Since the fall of the Berlin Wall, there have been about six US administrations (…) while Cuba continues with the same system.
Since the fall of the Berlin Wall there have been about six US administrations, three presidents have ruled in post-communist Russia, and several more have followed in the governments of the countries of Eastern Europe, while the same system of government still remains in Cuba, imposed by the succession of the Castro brothers, with adjustments and “renovations” that only serve to cover up the mimetic capacity of an elite military clique in the transition to state capitalism, the administrator of an economic and political monopoly that attempts to successfully survive the inevitable transformation of late-Castrism into something that no one knows for sure what it will be.
Today, while others resolve Cuba’s destinies, Cubans, always subjected to extraterritorial powers and at the mercy of an octogenarian autocracy – however sufficiently proud or stupid enough so as to not recognize it, and sufficiently meek as to not revolt — have ended up winning just one card: that of begging, only that the olive-green elite poses as a beggar, their hands held out palms up, asking the alms of foreign capital.

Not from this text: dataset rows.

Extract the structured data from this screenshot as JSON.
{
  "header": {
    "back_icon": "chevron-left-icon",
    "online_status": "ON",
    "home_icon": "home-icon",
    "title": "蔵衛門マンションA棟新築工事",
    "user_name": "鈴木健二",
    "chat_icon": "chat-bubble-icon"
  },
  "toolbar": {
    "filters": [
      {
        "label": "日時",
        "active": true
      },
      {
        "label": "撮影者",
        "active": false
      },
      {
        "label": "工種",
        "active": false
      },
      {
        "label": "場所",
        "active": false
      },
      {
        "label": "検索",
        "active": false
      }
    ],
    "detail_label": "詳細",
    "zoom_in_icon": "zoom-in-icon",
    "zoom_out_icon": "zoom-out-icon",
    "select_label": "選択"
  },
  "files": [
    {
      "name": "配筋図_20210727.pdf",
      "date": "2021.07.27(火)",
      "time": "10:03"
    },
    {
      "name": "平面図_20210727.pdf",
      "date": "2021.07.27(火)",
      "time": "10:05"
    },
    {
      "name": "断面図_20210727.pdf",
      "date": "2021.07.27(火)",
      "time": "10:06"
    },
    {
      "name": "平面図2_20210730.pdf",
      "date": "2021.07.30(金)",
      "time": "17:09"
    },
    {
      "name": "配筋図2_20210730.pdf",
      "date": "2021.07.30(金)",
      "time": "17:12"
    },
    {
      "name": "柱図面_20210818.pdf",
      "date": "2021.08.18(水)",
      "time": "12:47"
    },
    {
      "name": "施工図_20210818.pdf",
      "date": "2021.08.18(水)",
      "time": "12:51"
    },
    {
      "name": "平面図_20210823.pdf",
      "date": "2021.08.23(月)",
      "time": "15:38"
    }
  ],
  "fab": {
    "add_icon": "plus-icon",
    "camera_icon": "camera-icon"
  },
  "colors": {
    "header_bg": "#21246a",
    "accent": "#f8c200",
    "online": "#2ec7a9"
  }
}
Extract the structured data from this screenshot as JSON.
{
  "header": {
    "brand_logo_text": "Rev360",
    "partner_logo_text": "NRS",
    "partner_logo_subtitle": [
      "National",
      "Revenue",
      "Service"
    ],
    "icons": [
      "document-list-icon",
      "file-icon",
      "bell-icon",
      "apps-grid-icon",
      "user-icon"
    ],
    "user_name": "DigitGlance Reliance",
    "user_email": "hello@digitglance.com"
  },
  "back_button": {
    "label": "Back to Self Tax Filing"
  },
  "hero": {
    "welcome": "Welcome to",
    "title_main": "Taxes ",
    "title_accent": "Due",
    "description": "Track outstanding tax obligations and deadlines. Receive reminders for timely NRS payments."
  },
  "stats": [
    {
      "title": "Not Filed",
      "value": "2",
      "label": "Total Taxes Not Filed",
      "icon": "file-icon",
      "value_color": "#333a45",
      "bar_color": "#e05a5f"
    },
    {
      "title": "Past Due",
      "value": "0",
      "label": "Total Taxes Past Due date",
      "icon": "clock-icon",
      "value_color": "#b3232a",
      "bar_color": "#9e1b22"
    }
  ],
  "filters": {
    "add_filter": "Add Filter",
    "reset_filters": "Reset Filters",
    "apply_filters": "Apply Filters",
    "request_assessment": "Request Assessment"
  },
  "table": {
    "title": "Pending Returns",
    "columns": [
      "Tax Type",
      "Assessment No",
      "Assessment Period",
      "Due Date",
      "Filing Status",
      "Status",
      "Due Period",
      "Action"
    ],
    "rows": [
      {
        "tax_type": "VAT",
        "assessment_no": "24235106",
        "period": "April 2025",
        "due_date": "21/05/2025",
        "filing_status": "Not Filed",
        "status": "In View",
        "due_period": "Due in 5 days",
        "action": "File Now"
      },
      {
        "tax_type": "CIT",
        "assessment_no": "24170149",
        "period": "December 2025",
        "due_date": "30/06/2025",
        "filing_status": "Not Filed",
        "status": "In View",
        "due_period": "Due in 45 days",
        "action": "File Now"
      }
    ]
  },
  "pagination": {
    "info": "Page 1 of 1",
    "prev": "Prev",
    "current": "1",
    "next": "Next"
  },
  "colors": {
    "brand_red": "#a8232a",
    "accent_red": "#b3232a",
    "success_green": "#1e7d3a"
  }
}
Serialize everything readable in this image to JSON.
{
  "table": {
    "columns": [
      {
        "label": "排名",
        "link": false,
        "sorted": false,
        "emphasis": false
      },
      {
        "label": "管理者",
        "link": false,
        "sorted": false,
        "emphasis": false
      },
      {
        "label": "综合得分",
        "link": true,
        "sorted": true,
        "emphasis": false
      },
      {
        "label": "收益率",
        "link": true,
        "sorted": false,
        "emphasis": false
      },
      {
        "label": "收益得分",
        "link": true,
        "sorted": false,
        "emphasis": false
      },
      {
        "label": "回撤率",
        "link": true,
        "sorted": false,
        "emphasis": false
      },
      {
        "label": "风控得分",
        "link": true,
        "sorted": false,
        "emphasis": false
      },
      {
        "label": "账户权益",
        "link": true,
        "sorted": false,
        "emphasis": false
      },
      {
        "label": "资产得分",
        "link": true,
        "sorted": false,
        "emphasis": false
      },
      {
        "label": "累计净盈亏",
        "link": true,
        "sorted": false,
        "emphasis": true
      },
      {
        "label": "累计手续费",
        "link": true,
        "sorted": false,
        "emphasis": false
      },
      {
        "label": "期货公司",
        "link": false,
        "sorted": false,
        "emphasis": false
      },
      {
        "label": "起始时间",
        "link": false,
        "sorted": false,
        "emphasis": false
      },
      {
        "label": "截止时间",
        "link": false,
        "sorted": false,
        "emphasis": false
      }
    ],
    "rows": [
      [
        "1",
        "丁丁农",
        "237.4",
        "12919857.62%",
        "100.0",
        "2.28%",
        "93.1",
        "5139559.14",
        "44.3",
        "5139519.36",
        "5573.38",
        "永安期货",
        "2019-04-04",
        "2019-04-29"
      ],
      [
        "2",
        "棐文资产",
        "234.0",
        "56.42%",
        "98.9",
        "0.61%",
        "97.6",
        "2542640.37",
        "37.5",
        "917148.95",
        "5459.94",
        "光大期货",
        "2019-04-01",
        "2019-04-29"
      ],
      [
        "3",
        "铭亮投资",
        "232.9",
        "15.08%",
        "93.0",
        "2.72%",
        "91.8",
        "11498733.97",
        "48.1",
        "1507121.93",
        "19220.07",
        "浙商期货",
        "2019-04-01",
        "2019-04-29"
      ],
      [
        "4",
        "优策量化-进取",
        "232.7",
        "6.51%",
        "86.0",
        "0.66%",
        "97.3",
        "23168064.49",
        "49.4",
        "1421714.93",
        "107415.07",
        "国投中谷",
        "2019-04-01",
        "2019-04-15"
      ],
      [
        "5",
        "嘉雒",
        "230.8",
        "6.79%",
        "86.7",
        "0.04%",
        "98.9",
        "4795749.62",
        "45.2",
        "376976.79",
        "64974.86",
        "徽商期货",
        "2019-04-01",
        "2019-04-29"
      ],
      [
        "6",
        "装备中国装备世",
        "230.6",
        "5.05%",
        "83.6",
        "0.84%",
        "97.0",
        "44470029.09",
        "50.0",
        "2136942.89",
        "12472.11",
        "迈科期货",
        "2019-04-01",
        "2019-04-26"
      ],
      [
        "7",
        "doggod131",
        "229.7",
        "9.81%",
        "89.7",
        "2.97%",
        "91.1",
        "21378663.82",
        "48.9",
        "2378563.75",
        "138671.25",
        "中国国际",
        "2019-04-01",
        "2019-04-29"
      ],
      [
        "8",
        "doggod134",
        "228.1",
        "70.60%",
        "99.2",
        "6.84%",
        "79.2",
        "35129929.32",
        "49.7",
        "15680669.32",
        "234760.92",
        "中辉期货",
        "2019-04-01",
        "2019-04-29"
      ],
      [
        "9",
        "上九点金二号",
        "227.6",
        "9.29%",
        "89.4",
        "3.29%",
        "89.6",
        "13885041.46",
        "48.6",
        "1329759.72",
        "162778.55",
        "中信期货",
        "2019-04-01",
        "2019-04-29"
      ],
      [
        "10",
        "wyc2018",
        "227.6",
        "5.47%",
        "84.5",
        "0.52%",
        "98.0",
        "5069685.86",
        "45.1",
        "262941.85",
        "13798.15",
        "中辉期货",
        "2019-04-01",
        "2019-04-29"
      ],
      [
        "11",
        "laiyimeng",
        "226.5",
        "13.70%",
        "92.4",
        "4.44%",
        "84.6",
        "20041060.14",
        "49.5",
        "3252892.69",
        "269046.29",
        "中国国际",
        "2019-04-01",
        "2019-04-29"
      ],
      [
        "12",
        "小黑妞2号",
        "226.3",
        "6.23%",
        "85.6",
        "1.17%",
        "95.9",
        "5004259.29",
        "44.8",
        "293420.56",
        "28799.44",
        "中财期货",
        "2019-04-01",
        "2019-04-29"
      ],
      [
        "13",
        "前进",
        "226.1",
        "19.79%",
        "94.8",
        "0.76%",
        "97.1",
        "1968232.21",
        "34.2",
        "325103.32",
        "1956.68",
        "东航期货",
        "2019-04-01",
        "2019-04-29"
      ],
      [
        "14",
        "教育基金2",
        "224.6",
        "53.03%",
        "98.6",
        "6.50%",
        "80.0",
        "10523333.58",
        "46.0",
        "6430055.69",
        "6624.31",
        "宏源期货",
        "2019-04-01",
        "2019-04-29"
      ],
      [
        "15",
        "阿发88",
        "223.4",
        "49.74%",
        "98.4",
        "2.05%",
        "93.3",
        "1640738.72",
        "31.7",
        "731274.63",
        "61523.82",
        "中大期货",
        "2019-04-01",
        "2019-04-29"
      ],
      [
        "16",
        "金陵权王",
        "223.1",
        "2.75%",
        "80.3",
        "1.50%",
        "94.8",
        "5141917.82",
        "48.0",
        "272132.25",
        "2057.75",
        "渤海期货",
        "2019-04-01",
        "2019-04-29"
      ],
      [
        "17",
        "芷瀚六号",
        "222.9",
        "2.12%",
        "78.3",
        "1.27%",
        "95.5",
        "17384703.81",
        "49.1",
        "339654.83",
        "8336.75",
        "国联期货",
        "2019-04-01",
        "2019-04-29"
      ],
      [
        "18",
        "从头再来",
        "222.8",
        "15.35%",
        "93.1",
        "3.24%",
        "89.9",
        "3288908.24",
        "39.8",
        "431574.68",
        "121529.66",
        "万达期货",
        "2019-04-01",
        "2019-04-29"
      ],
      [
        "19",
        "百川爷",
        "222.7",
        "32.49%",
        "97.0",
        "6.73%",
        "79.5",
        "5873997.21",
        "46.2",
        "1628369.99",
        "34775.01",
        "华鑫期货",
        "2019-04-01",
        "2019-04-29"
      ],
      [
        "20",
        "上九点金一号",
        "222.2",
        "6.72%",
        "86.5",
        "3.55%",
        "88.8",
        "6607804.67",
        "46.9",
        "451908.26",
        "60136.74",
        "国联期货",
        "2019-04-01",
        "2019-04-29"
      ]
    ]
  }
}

Reality has ended up obeying the discourse: never before have we been more dependent.
Miriam forgot to add that today Cuba seems to be in control of Venezuela´s dictator, Nicolás Maduro. And to make matters even more interesting, today they have very close friends running a populist chavista friendly party in Spain (Podemos). This party is led by a charismatic university professor who sounds like an educated more articulate Chávez. Under president Obama USA foreign policy seems to be drawn mostly into creating itself endless hassles in the Middle East, Ukraine, and Africa. Meanwhile the Cuban dictatorship uses Venezuela´s dwindling oil income in a desperate effort to make itself over into a mini empire, with tentacles which extend all the way into Europe via Podemos in Spain. Even more interesting is to see the New York Times and other leftist media advocating a friendly approach towards the Cuban dictatorship at the same time the Castros and their henchmen are very active trying to undermine US interests.
Spanish "Podemos" leader speaking on Venezuela´sstate
owned TV, expressing admiration for Chávez "Revolution".
As for the Spanish people, they had better wake up. Podemos and the other leftist parties can take over the country. And when they do you will be on your way to be another Venezuela/Cuba-like disaster.
The original article by Miriam was translated into English and can be found here:
Below is the link to the video (in Spanish) in which Podemos leader says Europeans should copy what happened in Venezuela: